Assistant Tournament Director Margo Daniels saw a few of those shows as she spent 30 years in volunteer hospitality.
“I’ve never met another person in the entertainment world who has the heart he does,” she says.
“His band goes up for an hour and half,” Harper adds. “Food, airfare and salary – on his dime.”
The volunteers, in turn, are the engine behind the Pro-Am parent Monterey Peninsula Foundation’s push to raise nearly $10 million last year alone. That jump-starts dozens of local nonprofits, ranging from Meals on Wheels to Monterey Museum of Art.
Walker finds more than fairways in that.
“The competition is nice,” he says, “but what feels good is the company and presence among golfers, the fans on the Peninsula and the people involved. Call it tribal. You have this huge spiritual connection.”
The fact a man with a microphone started it all makes it even more magic, he continues.
“Being an entertainer, I’m partial to entertainers,” he says, smiling at the thought of the founder who hatched the National Pro-Am Golf Championship, commonly known as the Crosby Clambake, in 1937. “It’s such a wonderful legacy that an entertainer started this. I have pride in my voice when I say that.”
Fittingly enough, when he started his tournament he got advice from Bing Crosby buddy Jackie Burke, Jr., the godfather of Bing’s son Nathaniel and owner of Champions Golf Course in Houston.
“He and I have talked about it at length,” Walker says. “He told me, ‘Son, start small and build it. That’s what Bing did.’”
Pebble and Walker just inked a deal for an extension of the tournament, which thrives on unscripted moments as much as the AT&T. Walker and Harper share the same favorite spot of spontaneity from 2012: Superpower producer Burnett jumped on stage at the classic’s gala dinner and held a guitar high above his 6-foot-7-inch frame and plucked it blind.
“He sounded so good I was shocked,” Walker says. “He didn’t hesitate, no sound check, jumped up and brought this electricity to the tournament.”
Anyone who’s seen Walker in concert knows he’s well-qualified to identify electricity.

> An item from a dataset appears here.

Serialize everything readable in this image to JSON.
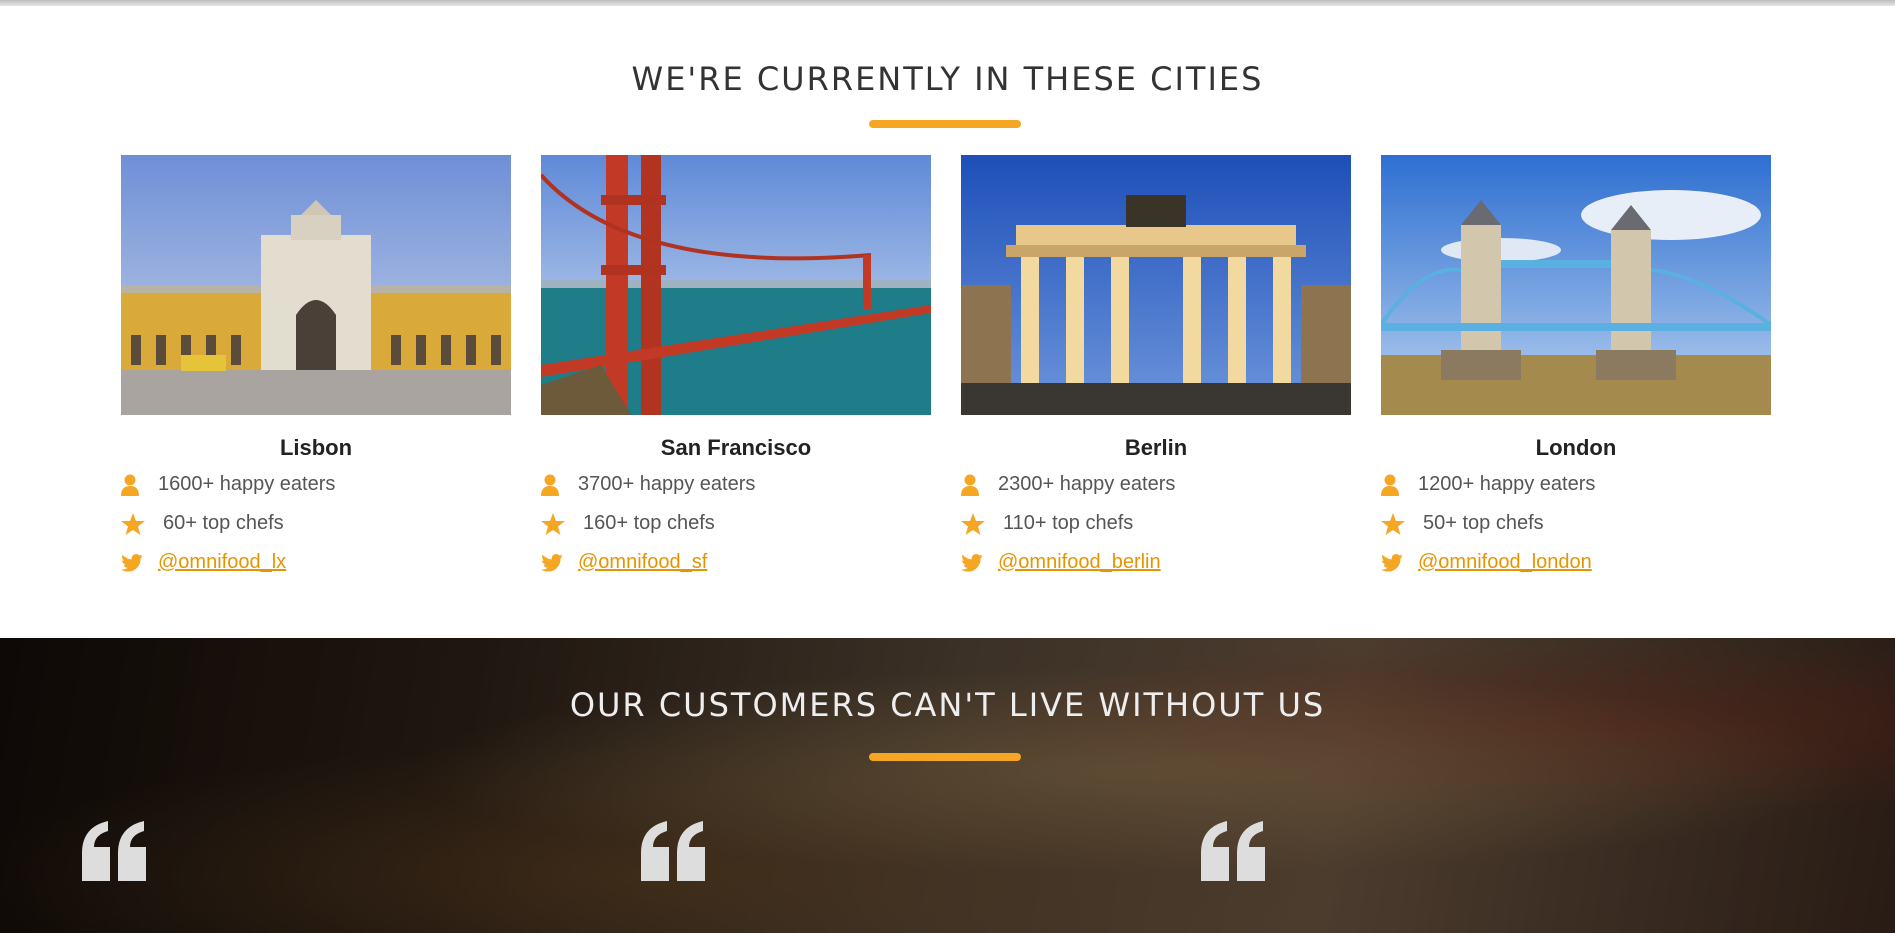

With Walker, though, it’s not something reserved for his live shows. It’s something that shows in how he lives.